upset in the years to come but she had the strength of character
and kindly manner to rise above it.
marriage got off to a bad start. Josephine had lied to Napoleon
about exactly how wealthy she was, and he had her financial affairs
investigated behind her back. The wedding ceremony was timed for
7.00, and the groom did not arrive until 10.00pm.
the start Josephine realised that she would always be second to
Napoleon's career and ambition. It was a marriage of convenience
and both parties had lovers from the early days of their married
the first six months of marriage, they were together for only
three days while Napoleon was fighting in Italy.
A Life of the Empress describes how Josephine coped with the
social demands made upon her. As Napoleon's career expanded, so
she was expected to launch herself into the social activities
expected of a famous general's wife, which she found exhausting,
especially as she suffered greatly with migraines.
passion of the early months of marriage soon waned, and the one
interesting fact that emerges from this study is that Napoleon
told Josephine very early on that he would eventually divorce
her. This was socially acceptable and very easy to do in the France
of that time and reading this book one gets the impression that
divorce was very much a natural thing as was getting married in
the first place.
children prospered through her marriage to the future Emperor.
Eugene de Beauharnais became Napoleon's stepson and one of his
most loyal subordinates, while Hortense married Louis Bonaparte
and became Queen of Holland. Their mother was very much loved
by and loyal to her family and grandchildren.
While her marriage was a great strain for her (more so when she
became Empress) she dreaded divorce from Napoleon, as she was
fearful for her financial security and that of her family.
If you are an admirer of Napoleon and his family then this book
is not for you! The Bonapartes do not come across in a very good
light according to the author, with the Emperor treating Josephine
with disdain and impatience, and very often cruelty.
Bonaparte fuelled this antagonism by encouraging Napoleon in his
many amorous affairs.
this family hatred, she was popular as Empress, being kind, gracious,
gentle and generous. However, Napoleon soon grew frustrated that
she did not present him with an heir.
was inevitable, but it still came as a shock to her when Napoleon
wanted to end the marriage to pursue a dynastic link with Marie
Louise of Austria.
lived at Malmaison and interestingly, after the divorce Napoleon
often came to visit her as a friend.
died in 1814, but remained a loyal friend to Napoleon right to
the very end. She was even popular and respected by Tsar Alexander
and the supporters of Louis XVIII after the Emperor's first abdication.
A Life of the Empress is a very readable biography covering
not only Josephine's life but also that of the important people
around her, set against the social and moral climate of the time.
Erickson has explained her subject's life and actions against
this climate, to present a vivid and comprehensive study of the

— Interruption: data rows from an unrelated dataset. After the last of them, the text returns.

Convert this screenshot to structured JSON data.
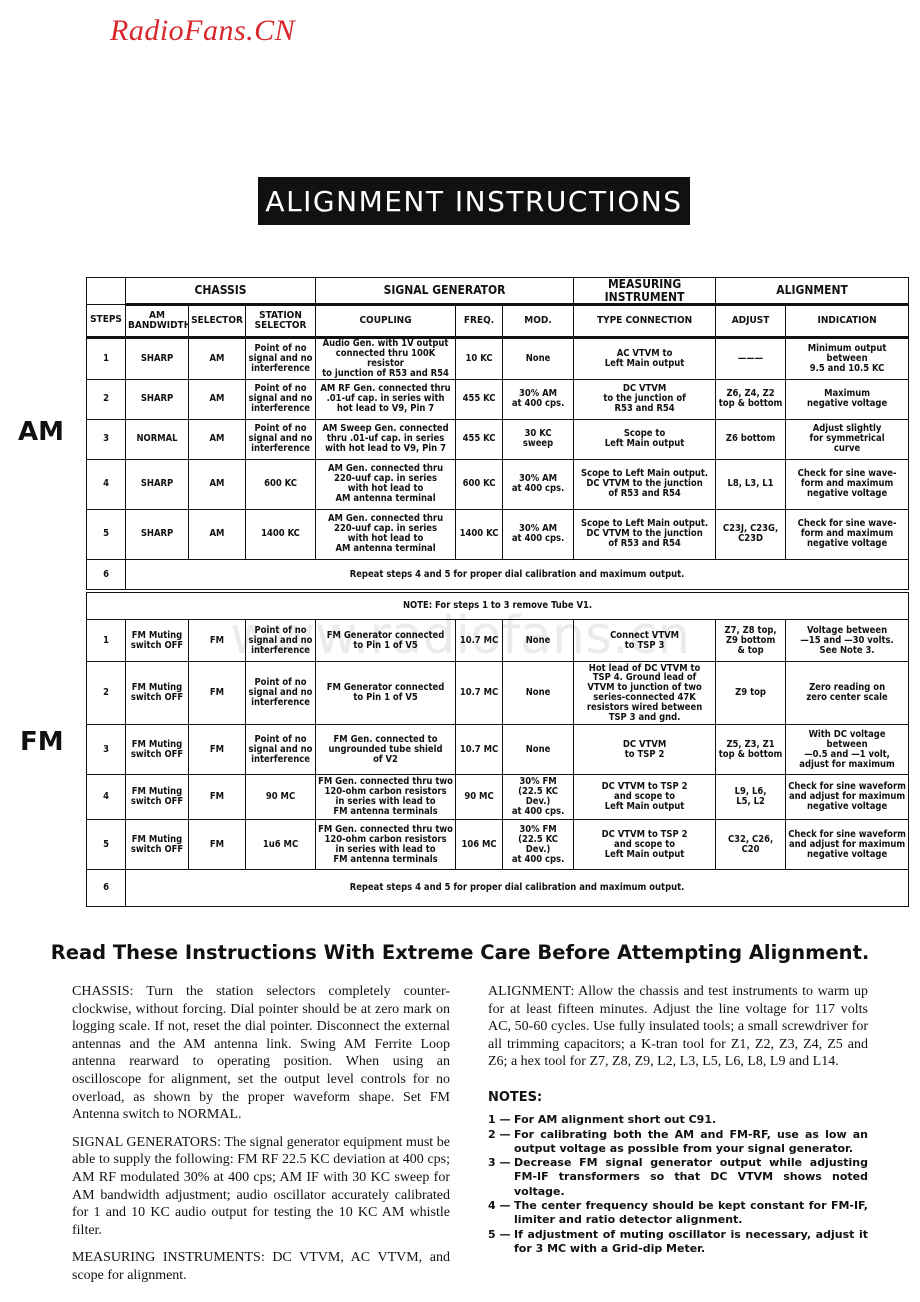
{
  "logo": "RadioFans.CN",
  "title": "ALIGNMENT INSTRUCTIONS",
  "watermark": "www.radiofans.cn",
  "section_labels": {
    "am": "AM",
    "fm": "FM"
  },
  "table": {
    "group_headers": {
      "chassis": "CHASSIS",
      "signal_generator": "SIGNAL GENERATOR",
      "measuring_instrument": "MEASURING INSTRUMENT",
      "alignment": "ALIGNMENT"
    },
    "columns": [
      "STEPS",
      "AM\nBANDWIDTH",
      "SELECTOR",
      "STATION\nSELECTOR",
      "COUPLING",
      "FREQ.",
      "MOD.",
      "TYPE CONNECTION",
      "ADJUST",
      "INDICATION"
    ],
    "am_rows": [
      [
        "1",
        "SHARP",
        "AM",
        "Point of no\nsignal and no\ninterference",
        "Audio Gen. with 1V output\nconnected thru 100K resistor\nto junction of R53 and R54",
        "10 KC",
        "None",
        "AC VTVM to\nLeft Main output",
        "———",
        "Minimum output\nbetween\n9.5 and 10.5 KC"
      ],
      [
        "2",
        "SHARP",
        "AM",
        "Point of no\nsignal and no\ninterference",
        "AM RF Gen. connected thru\n.01-uf cap. in series with\nhot lead to V9, Pin 7",
        "455 KC",
        "30% AM\nat 400 cps.",
        "DC VTVM\nto the junction of\nR53 and R54",
        "Z6, Z4, Z2\ntop & bottom",
        "Maximum\nnegative voltage"
      ],
      [
        "3",
        "NORMAL",
        "AM",
        "Point of no\nsignal and no\ninterference",
        "AM Sweep Gen. connected\nthru .01-uf cap. in series\nwith hot lead to V9, Pin 7",
        "455 KC",
        "30 KC\nsweep",
        "Scope to\nLeft Main output",
        "Z6 bottom",
        "Adjust slightly\nfor symmetrical\ncurve"
      ],
      [
        "4",
        "SHARP",
        "AM",
        "600 KC",
        "AM Gen. connected thru\n220-uuf cap. in series\nwith hot lead to\nAM antenna terminal",
        "600 KC",
        "30% AM\nat 400 cps.",
        "Scope to Left Main output.\nDC VTVM to the junction\nof R53 and R54",
        "L8, L3, L1",
        "Check for sine wave-\nform and maximum\nnegative voltage"
      ],
      [
        "5",
        "SHARP",
        "AM",
        "1400 KC",
        "AM Gen. connected thru\n220-uuf cap. in series\nwith hot lead to\nAM antenna terminal",
        "1400 KC",
        "30% AM\nat 400 cps.",
        "Scope to Left Main output.\nDC VTVM to the junction\nof R53 and R54",
        "C23J, C23G,\nC23D",
        "Check for sine wave-\nform and maximum\nnegative voltage"
      ]
    ],
    "am_step6": {
      "step": "6",
      "text": "Repeat steps 4 and 5 for proper dial calibration and maximum output."
    },
    "note": "NOTE: For steps 1 to 3 remove Tube V1.",
    "fm_rows": [
      [
        "1",
        "FM Muting\nswitch OFF",
        "FM",
        "Point of no\nsignal and no\ninterference",
        "FM Generator connected\nto Pin 1 of V5",
        "10.7 MC",
        "None",
        "Connect VTVM\nto TSP 3",
        "Z7, Z8 top,\nZ9 bottom\n& top",
        "Voltage between\n—15 and —30 volts.\nSee Note 3."
      ],
      [
        "2",
        "FM Muting\nswitch OFF",
        "FM",
        "Point of no\nsignal and no\ninterference",
        "FM Generator connected\nto Pin 1 of V5",
        "10.7 MC",
        "None",
        "Hot lead of DC VTVM to\nTSP 4. Ground lead of\nVTVM to junction of two\nseries-connected 47K\nresistors wired between\nTSP 3 and gnd.",
        "Z9 top",
        "Zero reading on\nzero center scale"
      ],
      [
        "3",
        "FM Muting\nswitch OFF",
        "FM",
        "Point of no\nsignal and no\ninterference",
        "FM Gen. connected to\nungrounded tube shield\nof V2",
        "10.7 MC",
        "None",
        "DC VTVM\nto TSP 2",
        "Z5, Z3, Z1\ntop & bottom",
        "With DC voltage between\n—0.5 and —1 volt,\nadjust for maximum"
      ],
      [
        "4",
        "FM Muting\nswitch OFF",
        "FM",
        "90 MC",
        "FM Gen. connected thru two\n120-ohm carbon resistors\nin series with lead to\nFM antenna terminals",
        "90 MC",
        "30% FM\n(22.5 KC Dev.)\nat 400 cps.",
        "DC VTVM to TSP 2\nand scope to\nLeft Main output",
        "L9, L6,\nL5, L2",
        "Check for sine waveform\nand adjust for maximum\nnegative voltage"
      ],
      [
        "5",
        "FM Muting\nswitch OFF",
        "FM",
        "1u6 MC",
        "FM Gen. connected thru two\n120-ohm carbon resistors\nin series with lead to\nFM antenna terminals",
        "106 MC",
        "30% FM\n(22.5 KC Dev.)\nat 400 cps.",
        "DC VTVM to TSP 2\nand scope to\nLeft Main output",
        "C32, C26,\nC20",
        "Check for sine waveform\nand adjust for maximum\nnegative voltage"
      ]
    ],
    "fm_step6": {
      "step": "6",
      "text": "Repeat steps 4 and 5 for proper dial calibration and maximum output."
    }
  },
  "heading": "Read These Instructions With Extreme Care Before Attempting Alignment.",
  "left_paragraphs": [
    "CHASSIS: Turn the station selectors completely counter-clockwise, without forcing. Dial pointer should be at zero mark on logging scale. If not, reset the dial pointer. Disconnect the external antennas and the AM antenna link. Swing AM Ferrite Loop antenna rearward to operating position. When using an oscilloscope for alignment, set the output level controls for no overload, as shown by the proper waveform shape. Set FM Antenna switch to NORMAL.",
    "SIGNAL GENERATORS: The signal generator equipment must be able to supply the following: FM RF 22.5 KC deviation at 400 cps; AM RF modulated 30% at 400 cps; AM IF with 30 KC sweep for AM bandwidth adjustment; audio oscillator accurately calibrated for 1 and 10 KC audio output for testing the 10 KC AM whistle filter.",
    "MEASURING INSTRUMENTS: DC VTVM, AC VTVM, and scope for alignment."
  ],
  "right_paragraph": "ALIGNMENT: Allow the chassis and test instruments to warm up for at least fifteen minutes. Adjust the line voltage for 117 volts AC, 50-60 cycles. Use fully insulated tools; a small screwdriver for all trimming capacitors; a K-tran tool for Z1, Z2, Z3, Z4, Z5 and Z6; a hex tool for Z7, Z8, Z9, L2, L3, L5, L6, L8, L9 and L14.",
  "notes": {
    "title": "NOTES:",
    "items": [
      {
        "num": "1 —",
        "text": "For AM alignment short out C91."
      },
      {
        "num": "2 —",
        "text": "For calibrating both the AM and FM-RF, use as low an output voltage as possible from your signal generator."
      },
      {
        "num": "3 —",
        "text": "Decrease FM signal generator output while adjusting FM-IF transformers so that DC VTVM shows noted voltage."
      },
      {
        "num": "4 —",
        "text": "The center frequency should be kept constant for FM-IF, limiter and ratio detector alignment."
      },
      {
        "num": "5 —",
        "text": "If adjustment of muting oscillator is necessary, adjust it for 3 MC with a Grid-dip Meter."
      }
    ]
  }
}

book, which has 391 pages and 12 black-and-white illustrations,
is a very enjoyable and informative read and complements other
studies of Napoleon's family life.
- Paul Chamberlain
review first appeared in The Waterloo Journal)